FTF:  How can these great offerings help parents foster a love of reading in their kids?

Response:  Libraries of today create a joyful connection between the child, reading and learning.  Examples are neat art projects, group reading programs, individual reading challenges, and family activities.  Whatever brings joy to that particular child helps him or her love reading and learning.


FTF:  What are some of your best tips for parents of different-aged readers?

Response:  WORD!  The more words your child hears before kindergarten the greater his future academic success. Let your child pick the books he or she wants to read. Don’t get hung up on “reading level” (unless working toward closing an educational gap.)  When a child likes the stuff she reads, the more she will read, the more she comprehends what she reads, the easier it becomes to read, and so on. Don’t give up picture books too soon, they actually help a child’s comprehension like chapter books can’t. That firm foundation will help in years to come. For older tweens and teens, access to a free, vast supply of books is a gift and inspires more “book time” and less “screen time”.


Resources:

www.Mysapl.org – The main website for the San Antonio Public Library system.

www.Mysapl.org/location.aspx?id=bro - The Brook Hollow Library’s location and phone numbers.
 
http://www.guysread.com/   - A great example of one of many online sources to encourage a love of reading in our kids.


Thursday, July 14, 2016

AMP Up Your Summer Fun and Learning!

Our Wise Parents, Wise Kids series is all about getting more out of the summer.  Last week, we had an idea-filled conversation with Dottie Miller, Teacher and Mom, and Angela Woodrow, Parent Advocate and Mom.  We discussed ways to easily and enjoyably turn our kids “Brain Drain” into “Brain Gain”.  We shared a lot of great ideas, so listen in on the recording: bit.ly/29gM7ei
The good thing about summer is that it is a break from the regular ‘grind’. The tricky part is to create a structure for the family that allows for relaxing and easy organizing of fun and engaging activities.

Here are my thoughts for inviting the whole family to get the most out of summer:


Grab a cool snack and call a family brainstorming meeting. Invite each person to share an idea or two he or she would still like to do in the days ahead . Discuss and jot down the best ideas and post them somewhere visible. As you do each one, be sure to check them off and see what else remains.
Towards the end of that meeting, you might also mention a few things you'd love to get done. The kids have probably outgrown clothes and may be ready to let go of some toys. Purging and reorganizing those items will get their rooms in better shape. Are there other projects inside the house or out in the yard you'd like to do?
Kids like to have a say in planning family fun. They appreciate having everyone listen to their ideas. Kids also like to know what family projects are coming up. Having a few days notice gives any "reluctant" helpers time to adjust to the idea of contributing. 

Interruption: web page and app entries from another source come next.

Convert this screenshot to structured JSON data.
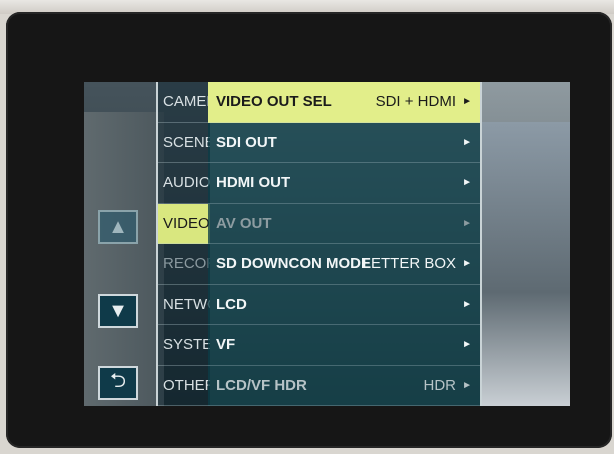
{
  "nav": {
    "up_icon": "▲",
    "down_icon": "▼",
    "back_icon": "⮌"
  },
  "categories": [
    {
      "label": "CAMERA",
      "state": "normal"
    },
    {
      "label": "SCENE",
      "state": "normal"
    },
    {
      "label": "AUDIO",
      "state": "normal"
    },
    {
      "label": "VIDEO",
      "state": "active"
    },
    {
      "label": "RECORDING",
      "state": "dim"
    },
    {
      "label": "NETWORK",
      "state": "normal"
    },
    {
      "label": "SYSTEM",
      "state": "normal"
    },
    {
      "label": "OTHERS",
      "state": "normal"
    }
  ],
  "items": [
    {
      "label": "VIDEO OUT SEL",
      "value": "SDI + HDMI",
      "arrow": "►",
      "state": "selected"
    },
    {
      "label": "SDI OUT",
      "value": "",
      "arrow": "►",
      "state": "normal"
    },
    {
      "label": "HDMI OUT",
      "value": "",
      "arrow": "►",
      "state": "normal"
    },
    {
      "label": "AV OUT",
      "value": "",
      "arrow": "►",
      "state": "dim"
    },
    {
      "label": "SD DOWNCON MODE",
      "value": "LETTER BOX",
      "arrow": "►",
      "state": "normal"
    },
    {
      "label": "LCD",
      "value": "",
      "arrow": "►",
      "state": "normal"
    },
    {
      "label": "VF",
      "value": "",
      "arrow": "►",
      "state": "normal"
    },
    {
      "label": "LCD/VF HDR",
      "value": "HDR",
      "arrow": "►",
      "state": "faded"
    }
  ],
  "colors": {
    "highlight": "#e2ee8a",
    "panel": "#0c3c46",
    "bezel": "#161616"
  }
}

Watch for more great ways to engage your kids and enjoy your summer in upcoming Wise Parents, Wise Kids conversations, including:
- A great summer resource that is free and fun: today's public library 
- "Yes" Day!  How one MOPS Mentor makes a summer day fun full of adventure 
- Geocaching-- a great way to explore your area on foot and introduce and refine your seek and search skills...what kid doesn't want to be on a treasure hunt? NOTE: this version is not POKEMON.

 
Share with me your thoughts and ideas for a great summer by tweeting +Janet Bonnin